### PROBLEM
Apart from the pictures, every record here must be copied word for word.

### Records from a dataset
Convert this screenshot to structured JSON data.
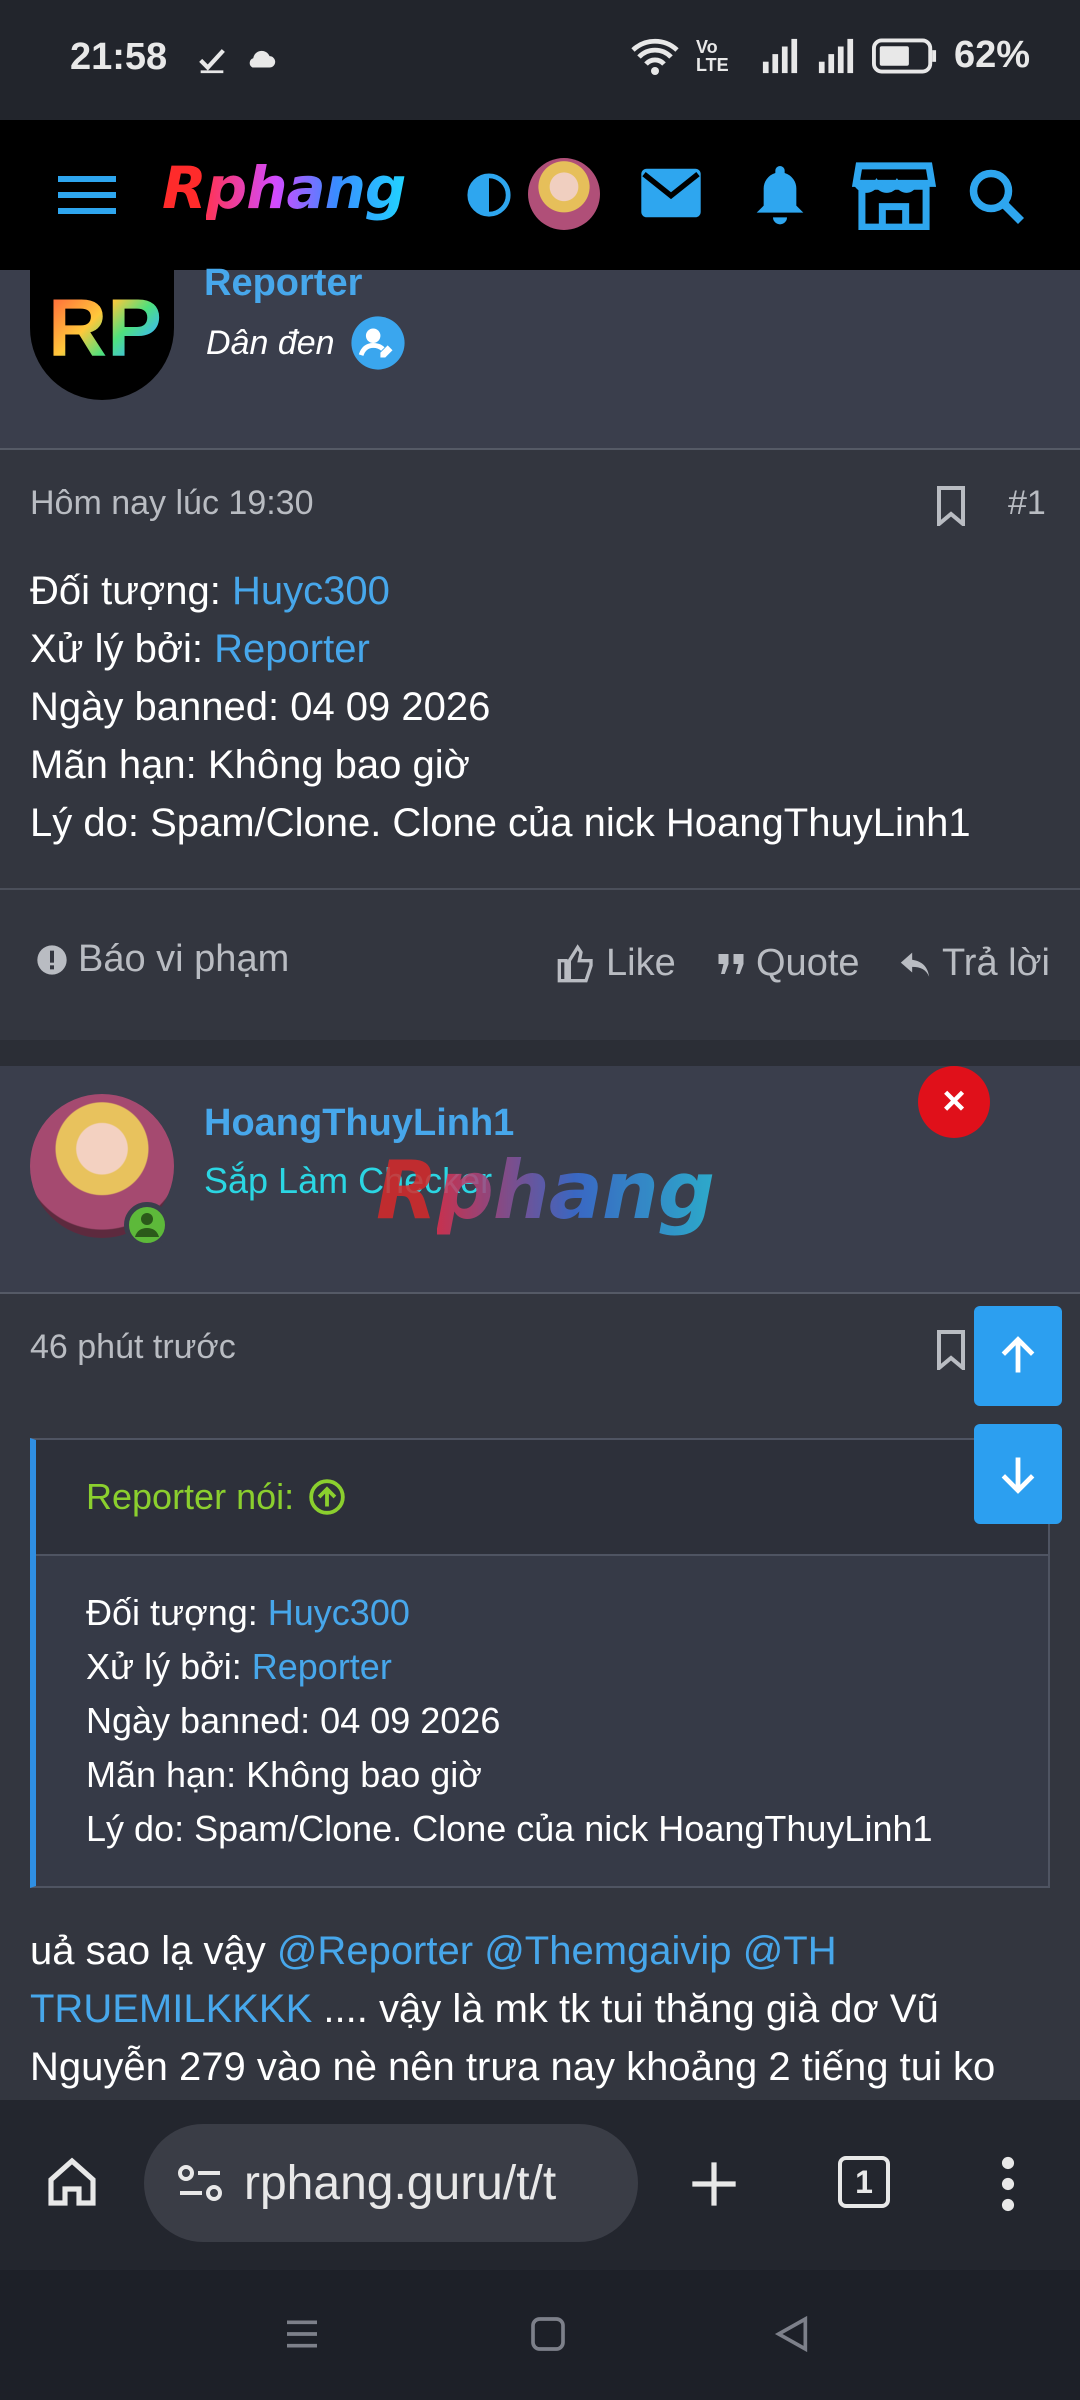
{
  "status_bar": {
    "time": "21:58",
    "battery": "62%",
    "network": "Vo LTE"
  },
  "header": {
    "logo_r": "R",
    "logo_rest": "phang"
  },
  "post1_author": {
    "name": "Reporter",
    "title": "Dân đen",
    "avatar_text": "RP"
  },
  "post1": {
    "date": "Hôm nay lúc 19:30",
    "number": "#1",
    "lines": [
      {
        "label": "Đối tượng: ",
        "value": "Huyc300",
        "link": true
      },
      {
        "label": "Xử lý bởi: ",
        "value": "Reporter",
        "link": true
      },
      {
        "label": "Ngày banned: 04 09 2026",
        "value": "",
        "link": false
      },
      {
        "label": "Mãn hạn: Không bao giờ",
        "value": "",
        "link": false
      },
      {
        "label": "Lý do: Spam/Clone. Clone của nick HoangThuyLinh1",
        "value": "",
        "link": false
      }
    ],
    "report": "Báo vi phạm",
    "like": "Like",
    "quote": "Quote",
    "reply": "Trả lời"
  },
  "post2_author": {
    "name": "HoangThuyLinh1",
    "title": "Sắp Làm Checker"
  },
  "post2": {
    "date": "46 phút trước",
    "quote_header": "Reporter nói:",
    "quote_lines": {
      "l1_label": "Đối tượng: ",
      "l1_value": "Huyc300",
      "l2_label": "Xử lý bởi: ",
      "l2_value": "Reporter",
      "l3": "Ngày banned: 04 09 2026",
      "l4": "Mãn hạn: Không bao giờ",
      "l5": "Lý do: Spam/Clone. Clone của nick HoangThuyLinh1"
    },
    "body_start": "uả sao lạ vậy ",
    "mention1": "@Reporter",
    "mention2": "@Themgaivip",
    "mention3a": "@TH",
    "mention3b": "TRUEMILKKKK",
    "body_mid": " .... vậy là mk tk tui thăng già dơ Vũ",
    "body_end": "Nguyễn 279 vào nè nên trưa nay khoảng 2 tiếng tui ko"
  },
  "watermark": {
    "r": "R",
    "rest": "phang"
  },
  "browser": {
    "url": "rphang.guru/t/t",
    "tab_count": "1"
  },
  "close_symbol": "×"
}
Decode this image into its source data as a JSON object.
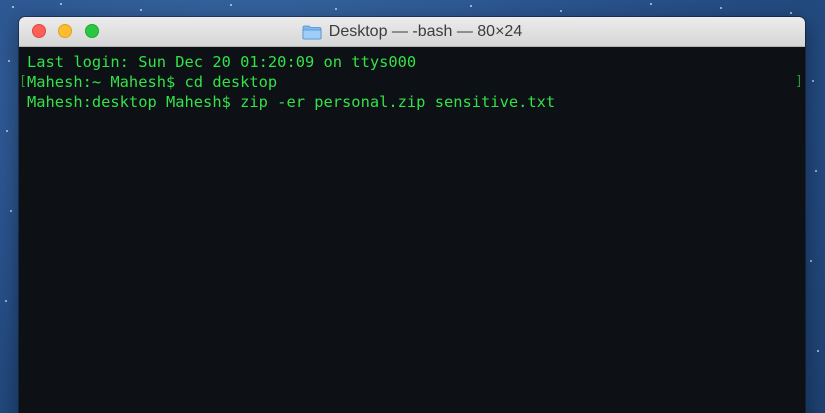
{
  "window": {
    "title": "Desktop — -bash — 80×24"
  },
  "terminal": {
    "lines": [
      "Last login: Sun Dec 20 01:20:09 on ttys000",
      "Mahesh:~ Mahesh$ cd desktop",
      "Mahesh:desktop Mahesh$ zip -er personal.zip sensitive.txt"
    ],
    "mark_open": "[",
    "mark_close": "]"
  },
  "colors": {
    "terminal_text": "#33e14a",
    "terminal_background": "#0d1014",
    "close_button": "#fc5f57",
    "minimize_button": "#fdbc2e",
    "zoom_button": "#29c840"
  },
  "icons": {
    "title": "folder-icon"
  }
}
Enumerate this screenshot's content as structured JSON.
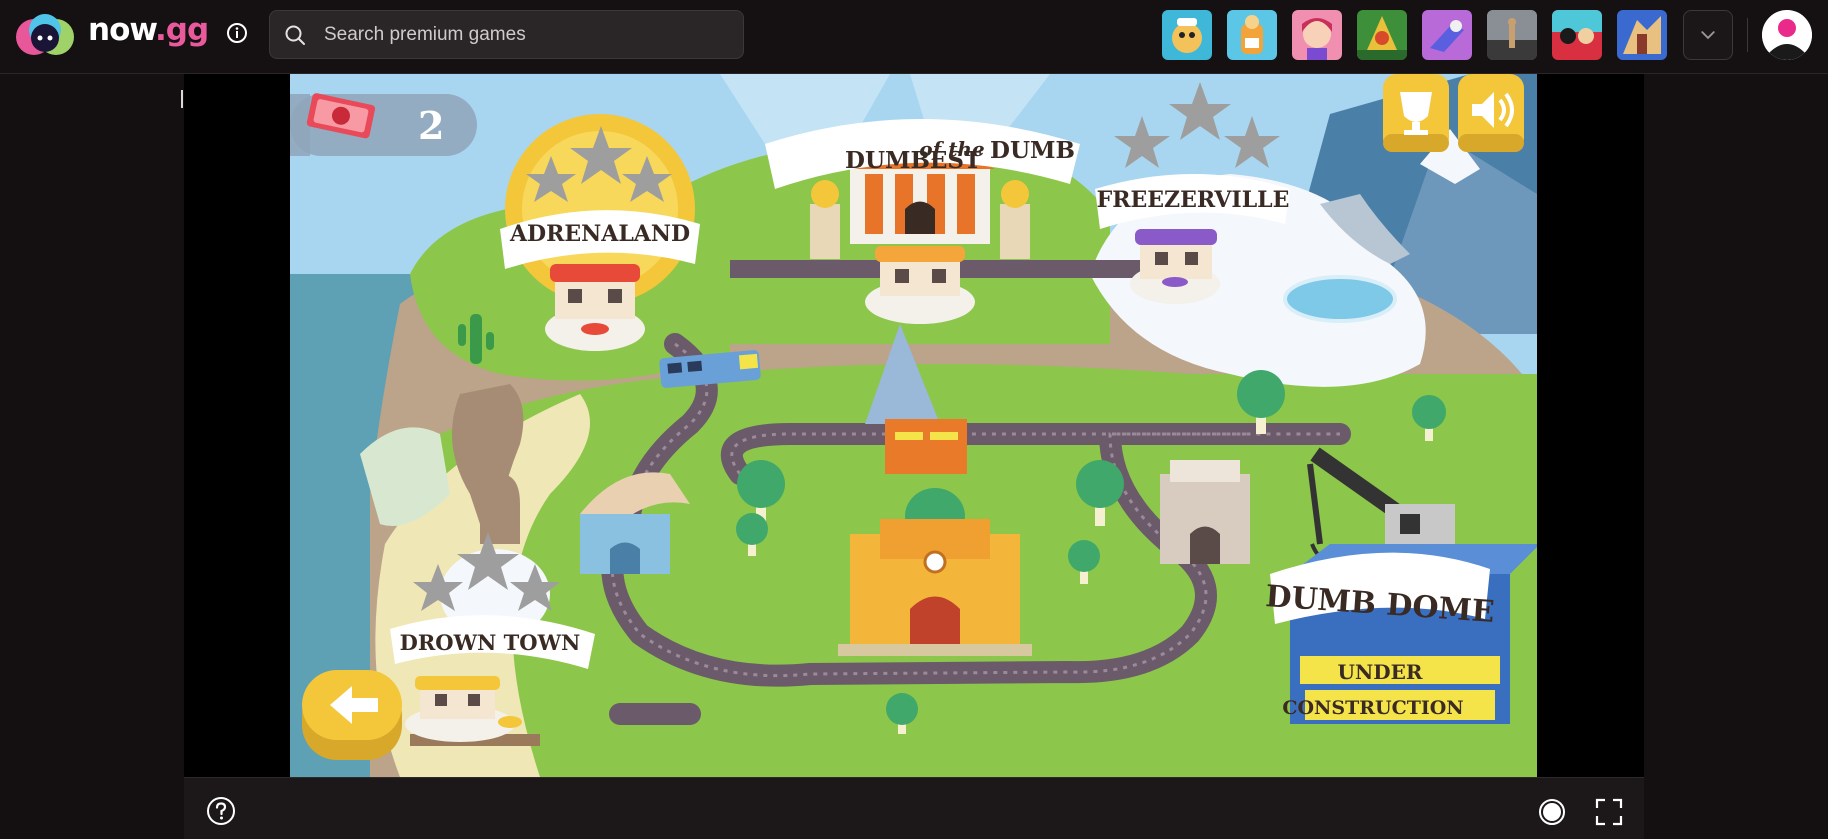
{
  "header": {
    "logo": {
      "now": "now",
      "gg": ".gg"
    },
    "search": {
      "placeholder": "Search premium games",
      "value": ""
    },
    "thumbnails": [
      {
        "name": "game-thumb-1",
        "bg": "#3fb7d8",
        "fg": "#f4c25a"
      },
      {
        "name": "game-thumb-2",
        "bg": "#5cc6e6",
        "fg": "#f2a33a"
      },
      {
        "name": "game-thumb-3",
        "bg": "#f18fb0",
        "fg": "#f6c04a"
      },
      {
        "name": "game-thumb-4",
        "bg": "#3d8f3a",
        "fg": "#e8c03a"
      },
      {
        "name": "game-thumb-5",
        "bg": "#b86ad8",
        "fg": "#5a5fe0"
      },
      {
        "name": "game-thumb-6",
        "bg": "#6a6a6a",
        "fg": "#c8a070"
      },
      {
        "name": "game-thumb-7",
        "bg": "#d83040",
        "fg": "#4ec8d8"
      },
      {
        "name": "game-thumb-8",
        "bg": "#3a6ad0",
        "fg": "#e8c080"
      }
    ],
    "accent": "#e85a9c"
  },
  "game": {
    "ticket_count": "2",
    "zones": {
      "adrenaland": "ADRENALAND",
      "dumbest_a": "DUMBEST",
      "dumbest_b": "of the",
      "dumbest_c": "DUMB",
      "freezerville": "FREEZERVILLE",
      "drown_town": "DROWN TOWN",
      "dumb_dome": "DUMB DOME",
      "under": "UNDER",
      "construction": "CONSTRUCTION"
    }
  }
}
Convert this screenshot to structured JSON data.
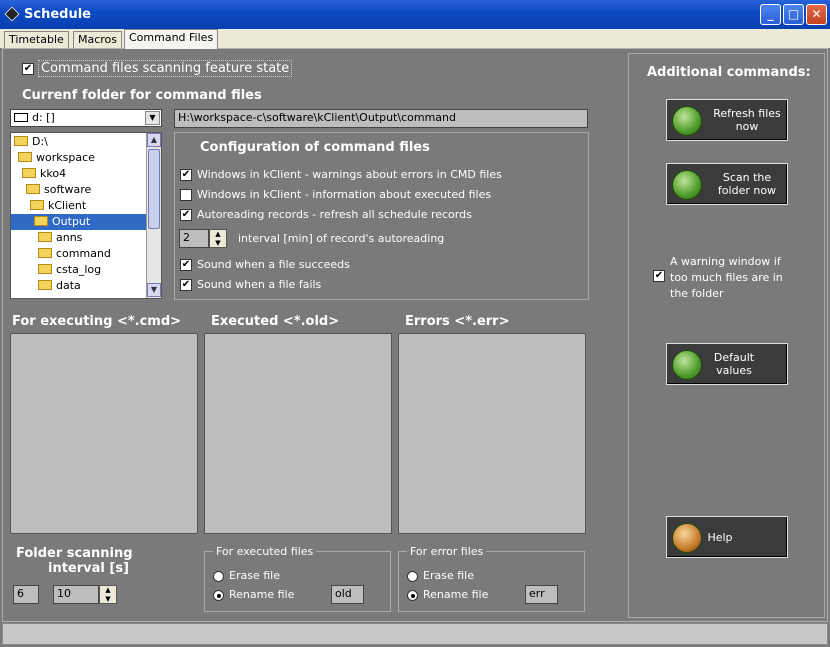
{
  "window": {
    "title": "Schedule"
  },
  "tabs": [
    {
      "label": "Timetable"
    },
    {
      "label": "Macros"
    },
    {
      "label": "Command Files"
    }
  ],
  "feature_state": {
    "label": "Command files scanning feature state",
    "checked": true
  },
  "current_folder": {
    "heading": "Currenf folder for command files",
    "drive": "d: []",
    "path": "H:\\workspace-c\\software\\kClient\\Output\\command",
    "tree": [
      "D:\\",
      "workspace",
      "kko4",
      "software",
      "kClient",
      "Output",
      "anns",
      "command",
      "csta_log",
      "data"
    ]
  },
  "config": {
    "heading": "Configuration of command files",
    "options": [
      {
        "label": "Windows in kClient - warnings about errors in CMD files",
        "checked": true
      },
      {
        "label": "Windows in kClient - information about executed files",
        "checked": false
      },
      {
        "label": "Autoreading records - refresh all schedule records",
        "checked": true
      }
    ],
    "interval_value": "2",
    "interval_label": "interval [min] of record's autoreading",
    "sounds": [
      {
        "label": "Sound when a file succeeds",
        "checked": true
      },
      {
        "label": "Sound when a file fails",
        "checked": true
      }
    ]
  },
  "lists": {
    "executing": "For executing <*.cmd>",
    "executed": "Executed <*.old>",
    "errors": "Errors <*.err>"
  },
  "scanning": {
    "label_line1": "Folder scanning",
    "label_line2": "interval [s]",
    "value_a": "6",
    "value_b": "10"
  },
  "executed_files": {
    "legend": "For executed files",
    "erase": "Erase file",
    "rename": "Rename file",
    "ext": "old"
  },
  "error_files": {
    "legend": "For error files",
    "erase": "Erase file",
    "rename": "Rename file",
    "ext": "err"
  },
  "additional": {
    "heading": "Additional commands:",
    "refresh": "Refresh files now",
    "scan": "Scan the folder now",
    "warning": "A warning window if too much files are in the folder",
    "warning_checked": true,
    "defaults": "Default values",
    "help": "Help"
  },
  "check_glyph": "✔"
}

### SOLUTION FOR THIS EXERCISE
Convert this screenshot to structured JSON data.
{
  "status_bar": {
    "time": "21:58",
    "battery": "62%",
    "network": "Vo LTE"
  },
  "header": {
    "logo_r": "R",
    "logo_rest": "phang"
  },
  "post1_author": {
    "name": "Reporter",
    "title": "Dân đen",
    "avatar_text": "RP"
  },
  "post1": {
    "date": "Hôm nay lúc 19:30",
    "number": "#1",
    "lines": [
      {
        "label": "Đối tượng: ",
        "value": "Huyc300",
        "link": true
      },
      {
        "label": "Xử lý bởi: ",
        "value": "Reporter",
        "link": true
      },
      {
        "label": "Ngày banned: 04 09 2026",
        "value": "",
        "link": false
      },
      {
        "label": "Mãn hạn: Không bao giờ",
        "value": "",
        "link": false
      },
      {
        "label": "Lý do: Spam/Clone. Clone của nick HoangThuyLinh1",
        "value": "",
        "link": false
      }
    ],
    "report": "Báo vi phạm",
    "like": "Like",
    "quote": "Quote",
    "reply": "Trả lời"
  },
  "post2_author": {
    "name": "HoangThuyLinh1",
    "title": "Sắp Làm Checker"
  },
  "post2": {
    "date": "46 phút trước",
    "quote_header": "Reporter nói:",
    "quote_lines": {
      "l1_label": "Đối tượng: ",
      "l1_value": "Huyc300",
      "l2_label": "Xử lý bởi: ",
      "l2_value": "Reporter",
      "l3": "Ngày banned: 04 09 2026",
      "l4": "Mãn hạn: Không bao giờ",
      "l5": "Lý do: Spam/Clone. Clone của nick HoangThuyLinh1"
    },
    "body_start": "uả sao lạ vậy ",
    "mention1": "@Reporter",
    "mention2": "@Themgaivip",
    "mention3a": "@TH",
    "mention3b": "TRUEMILKKKK",
    "body_mid": " .... vậy là mk tk tui thăng già dơ Vũ",
    "body_end": "Nguyễn 279 vào nè nên trưa nay khoảng 2 tiếng tui ko"
  },
  "watermark": {
    "r": "R",
    "rest": "phang"
  },
  "browser": {
    "url": "rphang.guru/t/t",
    "tab_count": "1"
  },
  "close_symbol": "×"
}
Decode this image into its source data as a JSON object.
{
  "window": {
    "title": "Desktop — -bash — 80×24"
  },
  "terminal": {
    "lines": [
      "Last login: Sun Dec 20 01:20:09 on ttys000",
      "Mahesh:~ Mahesh$ cd desktop",
      "Mahesh:desktop Mahesh$ zip -er personal.zip sensitive.txt"
    ],
    "mark_open": "[",
    "mark_close": "]"
  },
  "colors": {
    "terminal_text": "#33e14a",
    "terminal_background": "#0d1014",
    "close_button": "#fc5f57",
    "minimize_button": "#fdbc2e",
    "zoom_button": "#29c840"
  },
  "icons": {
    "title": "folder-icon"
  }
}
Enumerate this screenshot's content as structured JSON.
{
  "header": {
    "logo": {
      "now": "now",
      "gg": ".gg"
    },
    "search": {
      "placeholder": "Search premium games",
      "value": ""
    },
    "thumbnails": [
      {
        "name": "game-thumb-1",
        "bg": "#3fb7d8",
        "fg": "#f4c25a"
      },
      {
        "name": "game-thumb-2",
        "bg": "#5cc6e6",
        "fg": "#f2a33a"
      },
      {
        "name": "game-thumb-3",
        "bg": "#f18fb0",
        "fg": "#f6c04a"
      },
      {
        "name": "game-thumb-4",
        "bg": "#3d8f3a",
        "fg": "#e8c03a"
      },
      {
        "name": "game-thumb-5",
        "bg": "#b86ad8",
        "fg": "#5a5fe0"
      },
      {
        "name": "game-thumb-6",
        "bg": "#6a6a6a",
        "fg": "#c8a070"
      },
      {
        "name": "game-thumb-7",
        "bg": "#d83040",
        "fg": "#4ec8d8"
      },
      {
        "name": "game-thumb-8",
        "bg": "#3a6ad0",
        "fg": "#e8c080"
      }
    ],
    "accent": "#e85a9c"
  },
  "game": {
    "ticket_count": "2",
    "zones": {
      "adrenaland": "ADRENALAND",
      "dumbest_a": "DUMBEST",
      "dumbest_b": "of the",
      "dumbest_c": "DUMB",
      "freezerville": "FREEZERVILLE",
      "drown_town": "DROWN TOWN",
      "dumb_dome": "DUMB DOME",
      "under": "UNDER",
      "construction": "CONSTRUCTION"
    }
  }
}
Convert this screenshot to structured JSON data.
{
  "window": {
    "title": "Schedule"
  },
  "tabs": [
    {
      "label": "Timetable"
    },
    {
      "label": "Macros"
    },
    {
      "label": "Command Files"
    }
  ],
  "feature_state": {
    "label": "Command files scanning feature state",
    "checked": true
  },
  "current_folder": {
    "heading": "Currenf folder for command files",
    "drive": "d: []",
    "path": "H:\\workspace-c\\software\\kClient\\Output\\command",
    "tree": [
      "D:\\",
      "workspace",
      "kko4",
      "software",
      "kClient",
      "Output",
      "anns",
      "command",
      "csta_log",
      "data"
    ]
  },
  "config": {
    "heading": "Configuration of command files",
    "options": [
      {
        "label": "Windows in kClient - warnings about errors in CMD files",
        "checked": true
      },
      {
        "label": "Windows in kClient - information about executed files",
        "checked": false
      },
      {
        "label": "Autoreading records - refresh all schedule records",
        "checked": true
      }
    ],
    "interval_value": "2",
    "interval_label": "interval [min] of record's autoreading",
    "sounds": [
      {
        "label": "Sound when a file succeeds",
        "checked": true
      },
      {
        "label": "Sound when a file fails",
        "checked": true
      }
    ]
  },
  "lists": {
    "executing": "For executing <*.cmd>",
    "executed": "Executed <*.old>",
    "errors": "Errors <*.err>"
  },
  "scanning": {
    "label_line1": "Folder scanning",
    "label_line2": "interval [s]",
    "value_a": "6",
    "value_b": "10"
  },
  "executed_files": {
    "legend": "For executed files",
    "erase": "Erase file",
    "rename": "Rename file",
    "ext": "old"
  },
  "error_files": {
    "legend": "For error files",
    "erase": "Erase file",
    "rename": "Rename file",
    "ext": "err"
  },
  "additional": {
    "heading": "Additional commands:",
    "refresh": "Refresh files now",
    "scan": "Scan the folder now",
    "warning": "A warning window if too much files are in the folder",
    "warning_checked": true,
    "defaults": "Default values",
    "help": "Help"
  },
  "check_glyph": "✔"
}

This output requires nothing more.